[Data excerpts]

_ _ _ _

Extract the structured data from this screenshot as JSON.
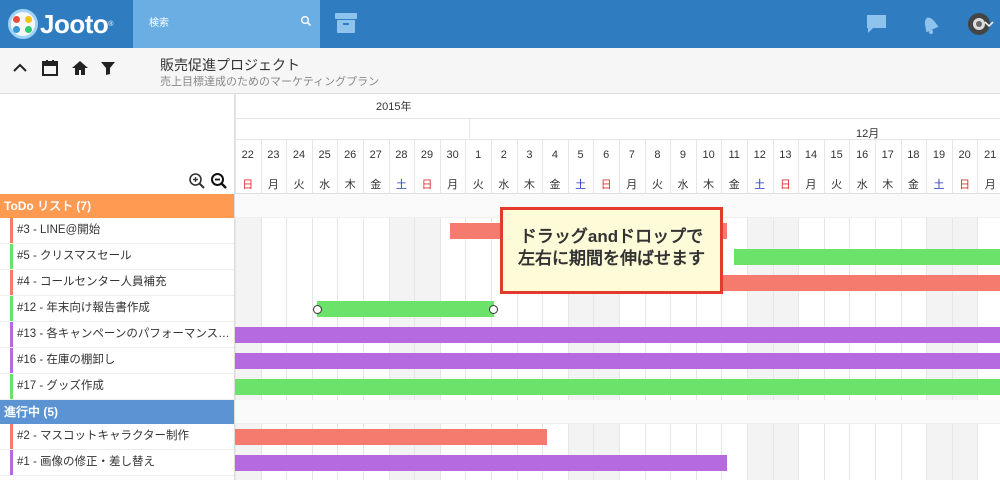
{
  "app": {
    "logo_text": "Jooto",
    "logo_tm": "®",
    "search_placeholder": "検索"
  },
  "project": {
    "title": "販売促進プロジェクト",
    "subtitle": "売上目標達成のためのマーケティングプラン"
  },
  "timeline": {
    "year_label": "2015年",
    "month_label": "12月",
    "days": [
      {
        "num": "22",
        "wd": "日",
        "type": "sun"
      },
      {
        "num": "23",
        "wd": "月",
        "type": "wk"
      },
      {
        "num": "24",
        "wd": "火",
        "type": "wk"
      },
      {
        "num": "25",
        "wd": "水",
        "type": "wk"
      },
      {
        "num": "26",
        "wd": "木",
        "type": "wk"
      },
      {
        "num": "27",
        "wd": "金",
        "type": "wk"
      },
      {
        "num": "28",
        "wd": "土",
        "type": "sat"
      },
      {
        "num": "29",
        "wd": "日",
        "type": "sun"
      },
      {
        "num": "30",
        "wd": "月",
        "type": "wk"
      },
      {
        "num": "1",
        "wd": "火",
        "type": "wk"
      },
      {
        "num": "2",
        "wd": "水",
        "type": "wk"
      },
      {
        "num": "3",
        "wd": "木",
        "type": "wk"
      },
      {
        "num": "4",
        "wd": "金",
        "type": "wk"
      },
      {
        "num": "5",
        "wd": "土",
        "type": "sat"
      },
      {
        "num": "6",
        "wd": "日",
        "type": "sun"
      },
      {
        "num": "7",
        "wd": "月",
        "type": "wk"
      },
      {
        "num": "8",
        "wd": "火",
        "type": "wk"
      },
      {
        "num": "9",
        "wd": "水",
        "type": "wk"
      },
      {
        "num": "10",
        "wd": "木",
        "type": "wk"
      },
      {
        "num": "11",
        "wd": "金",
        "type": "wk"
      },
      {
        "num": "12",
        "wd": "土",
        "type": "sat"
      },
      {
        "num": "13",
        "wd": "日",
        "type": "sun"
      },
      {
        "num": "14",
        "wd": "月",
        "type": "wk"
      },
      {
        "num": "15",
        "wd": "火",
        "type": "wk"
      },
      {
        "num": "16",
        "wd": "水",
        "type": "wk"
      },
      {
        "num": "17",
        "wd": "木",
        "type": "wk"
      },
      {
        "num": "18",
        "wd": "金",
        "type": "wk"
      },
      {
        "num": "19",
        "wd": "土",
        "type": "sat"
      },
      {
        "num": "20",
        "wd": "日",
        "type": "sun"
      },
      {
        "num": "21",
        "wd": "月",
        "type": "wk"
      }
    ]
  },
  "groups": [
    {
      "label": "ToDo リスト (7)",
      "color": "#ff9a52",
      "tasks": [
        {
          "label": "#3 - LINE@開始",
          "color": "#f47b6e",
          "start": 8.4,
          "end": 19.2
        },
        {
          "label": "#5 - クリスマスセール",
          "color": "#6be36b",
          "start": 19.5,
          "end": 30
        },
        {
          "label": "#4 - コールセンター人員補充",
          "color": "#f47b6e",
          "start": 18.5,
          "end": 30
        },
        {
          "label": "#12 - 年末向け報告書作成",
          "color": "#6be36b",
          "start": 3.2,
          "end": 10.1,
          "selected": true
        },
        {
          "label": "#13 - 各キャンペーンのパフォーマンス…",
          "color": "#b56ae0",
          "start": 0,
          "end": 30
        },
        {
          "label": "#16 - 在庫の棚卸し",
          "color": "#b56ae0",
          "start": 0,
          "end": 30
        },
        {
          "label": "#17 - グッズ作成",
          "color": "#6be36b",
          "start": 0,
          "end": 30
        }
      ]
    },
    {
      "label": "進行中 (5)",
      "color": "#5b93d3",
      "tasks": [
        {
          "label": "#2 - マスコットキャラクター制作",
          "color": "#f47b6e",
          "start": 0,
          "end": 12.2
        },
        {
          "label": "#1 - 画像の修正・差し替え",
          "color": "#b56ae0",
          "start": 0,
          "end": 19.2
        }
      ]
    }
  ],
  "tooltip": {
    "line1": "ドラッグandドロップで",
    "line2": "左右に期間を伸ばせます"
  },
  "colors": {
    "header": "#2f7dc0",
    "search": "#6aaee3",
    "sunday": "#e03030",
    "saturday": "#2236c4"
  }
}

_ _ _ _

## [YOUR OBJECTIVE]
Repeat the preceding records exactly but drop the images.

## [THE ANSWER]
Extract the structured data from this screenshot as JSON.
{
  "app": {
    "logo_text": "Jooto",
    "logo_tm": "®",
    "search_placeholder": "検索"
  },
  "project": {
    "title": "販売促進プロジェクト",
    "subtitle": "売上目標達成のためのマーケティングプラン"
  },
  "timeline": {
    "year_label": "2015年",
    "month_label": "12月",
    "days": [
      {
        "num": "22",
        "wd": "日",
        "type": "sun"
      },
      {
        "num": "23",
        "wd": "月",
        "type": "wk"
      },
      {
        "num": "24",
        "wd": "火",
        "type": "wk"
      },
      {
        "num": "25",
        "wd": "水",
        "type": "wk"
      },
      {
        "num": "26",
        "wd": "木",
        "type": "wk"
      },
      {
        "num": "27",
        "wd": "金",
        "type": "wk"
      },
      {
        "num": "28",
        "wd": "土",
        "type": "sat"
      },
      {
        "num": "29",
        "wd": "日",
        "type": "sun"
      },
      {
        "num": "30",
        "wd": "月",
        "type": "wk"
      },
      {
        "num": "1",
        "wd": "火",
        "type": "wk"
      },
      {
        "num": "2",
        "wd": "水",
        "type": "wk"
      },
      {
        "num": "3",
        "wd": "木",
        "type": "wk"
      },
      {
        "num": "4",
        "wd": "金",
        "type": "wk"
      },
      {
        "num": "5",
        "wd": "土",
        "type": "sat"
      },
      {
        "num": "6",
        "wd": "日",
        "type": "sun"
      },
      {
        "num": "7",
        "wd": "月",
        "type": "wk"
      },
      {
        "num": "8",
        "wd": "火",
        "type": "wk"
      },
      {
        "num": "9",
        "wd": "水",
        "type": "wk"
      },
      {
        "num": "10",
        "wd": "木",
        "type": "wk"
      },
      {
        "num": "11",
        "wd": "金",
        "type": "wk"
      },
      {
        "num": "12",
        "wd": "土",
        "type": "sat"
      },
      {
        "num": "13",
        "wd": "日",
        "type": "sun"
      },
      {
        "num": "14",
        "wd": "月",
        "type": "wk"
      },
      {
        "num": "15",
        "wd": "火",
        "type": "wk"
      },
      {
        "num": "16",
        "wd": "水",
        "type": "wk"
      },
      {
        "num": "17",
        "wd": "木",
        "type": "wk"
      },
      {
        "num": "18",
        "wd": "金",
        "type": "wk"
      },
      {
        "num": "19",
        "wd": "土",
        "type": "sat"
      },
      {
        "num": "20",
        "wd": "日",
        "type": "sun"
      },
      {
        "num": "21",
        "wd": "月",
        "type": "wk"
      }
    ]
  },
  "groups": [
    {
      "label": "ToDo リスト (7)",
      "color": "#ff9a52",
      "tasks": [
        {
          "label": "#3 - LINE@開始",
          "color": "#f47b6e",
          "start": 8.4,
          "end": 19.2
        },
        {
          "label": "#5 - クリスマスセール",
          "color": "#6be36b",
          "start": 19.5,
          "end": 30
        },
        {
          "label": "#4 - コールセンター人員補充",
          "color": "#f47b6e",
          "start": 18.5,
          "end": 30
        },
        {
          "label": "#12 - 年末向け報告書作成",
          "color": "#6be36b",
          "start": 3.2,
          "end": 10.1,
          "selected": true
        },
        {
          "label": "#13 - 各キャンペーンのパフォーマンス…",
          "color": "#b56ae0",
          "start": 0,
          "end": 30
        },
        {
          "label": "#16 - 在庫の棚卸し",
          "color": "#b56ae0",
          "start": 0,
          "end": 30
        },
        {
          "label": "#17 - グッズ作成",
          "color": "#6be36b",
          "start": 0,
          "end": 30
        }
      ]
    },
    {
      "label": "進行中 (5)",
      "color": "#5b93d3",
      "tasks": [
        {
          "label": "#2 - マスコットキャラクター制作",
          "color": "#f47b6e",
          "start": 0,
          "end": 12.2
        },
        {
          "label": "#1 - 画像の修正・差し替え",
          "color": "#b56ae0",
          "start": 0,
          "end": 19.2
        }
      ]
    }
  ],
  "tooltip": {
    "line1": "ドラッグandドロップで",
    "line2": "左右に期間を伸ばせます"
  },
  "colors": {
    "header": "#2f7dc0",
    "search": "#6aaee3",
    "sunday": "#e03030",
    "saturday": "#2236c4"
  }
}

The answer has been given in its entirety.